FDA Approves Drug for Duchenne Muscular Dystrophy

Feb. 10, 2017 -- A new drug to treat Duchenne muscular dystrophy has been approved by the U.S. Food and Drug Administration.

The tablet and liquid forms of Emflaza (deflazacort) were approved to treat patients age 5 years and older. The drug is a corticosteroid that reduces inflammation and slows the activity of the immune system.

Corticosteroids are used in many other countries to treat Duchenne muscular dystrophy, but this is the first FDA approval of a corticosteroid to treat the disease, and the first approval of deflazacort for any use in the United States.

Duchenne muscular dystrophy is the most common type of muscular dystrophy. The genetic disorder typically appears at ages 3 to 5 years and causes progressive muscle deterioration and weakness. Patients typically die in their 20s or 30s.

The FDA's approval of Emflaza -- marketed by Marathon Pharmaceuticals of Illinois -- is based on two studies showing that male patients who took the drug had improvements in muscle strength and appeared to lose the ability to walk later than those who took a placebo.

Common side effects of the drug are similar to those of other corticosteroids and include: facial puffiness, weight gain, increased appetite, upper respiratory tract infection, cough, haveig to urinate often during the daytime, unwanted hair growth, and excessive fat around the stomach, according to the FDA.

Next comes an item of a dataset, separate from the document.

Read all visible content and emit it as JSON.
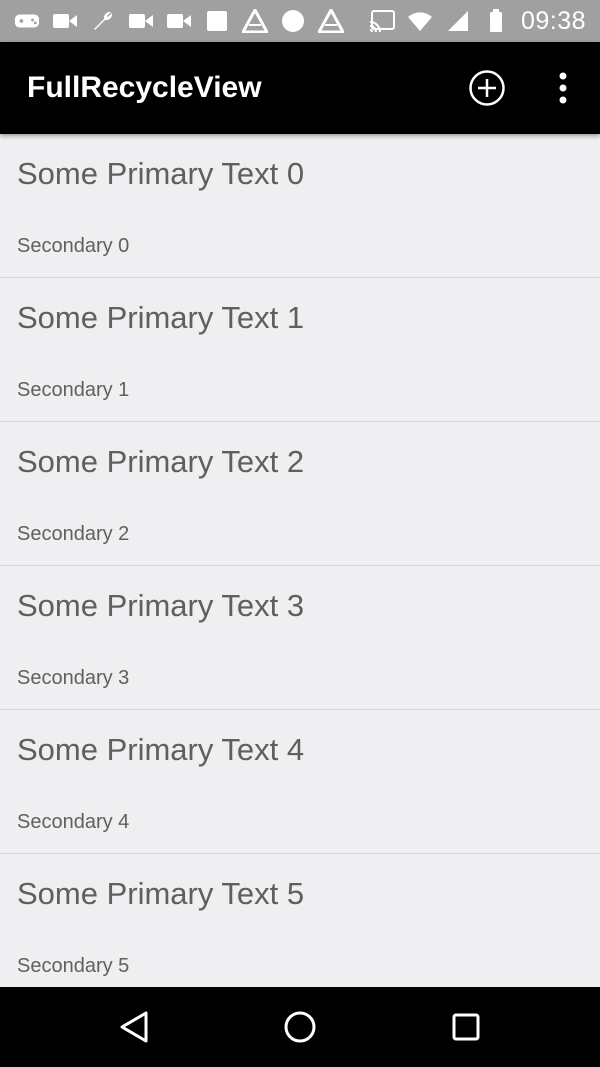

Less common side effects include: endocrine function problems, increased risk of infection, higher blood pressure, risk of gastrointestinal perforation, serious skin rashes, behavioral and mood changes, decrease in the density of the bones, and vision problems such as cataracts.